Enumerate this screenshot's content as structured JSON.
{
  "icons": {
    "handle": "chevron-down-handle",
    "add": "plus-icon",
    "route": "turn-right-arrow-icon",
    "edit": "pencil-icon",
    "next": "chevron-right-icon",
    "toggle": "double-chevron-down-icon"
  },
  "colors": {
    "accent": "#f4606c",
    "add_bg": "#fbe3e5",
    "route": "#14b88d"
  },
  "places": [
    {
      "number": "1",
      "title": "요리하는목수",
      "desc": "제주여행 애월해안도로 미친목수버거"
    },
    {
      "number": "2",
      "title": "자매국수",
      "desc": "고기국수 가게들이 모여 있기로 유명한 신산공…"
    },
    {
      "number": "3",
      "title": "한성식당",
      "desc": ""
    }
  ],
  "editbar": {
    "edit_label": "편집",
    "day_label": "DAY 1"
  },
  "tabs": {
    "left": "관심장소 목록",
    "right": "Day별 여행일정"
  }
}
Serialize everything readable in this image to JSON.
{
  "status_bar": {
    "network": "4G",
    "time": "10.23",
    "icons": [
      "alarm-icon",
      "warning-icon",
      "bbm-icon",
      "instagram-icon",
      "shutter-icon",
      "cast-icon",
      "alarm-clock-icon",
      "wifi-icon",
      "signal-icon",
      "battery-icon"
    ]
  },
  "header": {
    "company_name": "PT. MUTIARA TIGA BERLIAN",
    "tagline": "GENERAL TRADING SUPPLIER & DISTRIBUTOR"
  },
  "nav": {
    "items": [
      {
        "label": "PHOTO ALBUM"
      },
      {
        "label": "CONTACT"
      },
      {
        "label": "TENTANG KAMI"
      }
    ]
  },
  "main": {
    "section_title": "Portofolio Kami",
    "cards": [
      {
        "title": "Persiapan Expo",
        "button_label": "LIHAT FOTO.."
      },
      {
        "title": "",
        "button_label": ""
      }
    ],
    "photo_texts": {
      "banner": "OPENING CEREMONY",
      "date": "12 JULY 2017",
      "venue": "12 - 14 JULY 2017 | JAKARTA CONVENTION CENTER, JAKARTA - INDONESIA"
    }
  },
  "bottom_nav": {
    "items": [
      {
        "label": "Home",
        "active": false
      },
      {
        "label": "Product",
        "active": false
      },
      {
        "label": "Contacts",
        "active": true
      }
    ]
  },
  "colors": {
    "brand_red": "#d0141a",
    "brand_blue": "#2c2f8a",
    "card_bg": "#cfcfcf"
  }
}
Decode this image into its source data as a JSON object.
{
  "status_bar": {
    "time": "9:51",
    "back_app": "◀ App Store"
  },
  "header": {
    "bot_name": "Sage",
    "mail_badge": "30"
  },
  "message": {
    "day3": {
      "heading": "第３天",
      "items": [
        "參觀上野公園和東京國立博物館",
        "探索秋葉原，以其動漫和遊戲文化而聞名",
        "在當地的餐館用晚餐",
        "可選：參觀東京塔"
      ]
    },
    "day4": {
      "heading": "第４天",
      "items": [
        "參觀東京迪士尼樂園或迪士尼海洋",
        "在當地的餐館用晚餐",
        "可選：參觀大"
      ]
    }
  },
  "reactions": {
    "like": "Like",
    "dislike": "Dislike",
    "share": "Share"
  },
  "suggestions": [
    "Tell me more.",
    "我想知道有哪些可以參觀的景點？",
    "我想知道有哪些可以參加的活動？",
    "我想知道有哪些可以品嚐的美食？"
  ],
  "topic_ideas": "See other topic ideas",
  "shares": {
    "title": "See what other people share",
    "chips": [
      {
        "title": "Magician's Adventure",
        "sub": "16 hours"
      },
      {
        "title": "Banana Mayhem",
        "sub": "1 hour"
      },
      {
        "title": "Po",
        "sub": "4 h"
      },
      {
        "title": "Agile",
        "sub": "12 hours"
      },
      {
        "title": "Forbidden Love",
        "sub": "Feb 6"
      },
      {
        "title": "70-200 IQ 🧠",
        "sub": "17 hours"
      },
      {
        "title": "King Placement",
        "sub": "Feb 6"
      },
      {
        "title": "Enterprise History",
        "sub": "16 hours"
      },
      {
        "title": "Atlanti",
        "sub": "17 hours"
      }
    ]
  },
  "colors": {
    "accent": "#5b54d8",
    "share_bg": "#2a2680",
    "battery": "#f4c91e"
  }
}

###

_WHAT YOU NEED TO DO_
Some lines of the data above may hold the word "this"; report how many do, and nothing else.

_WRITTEN REPLY_
3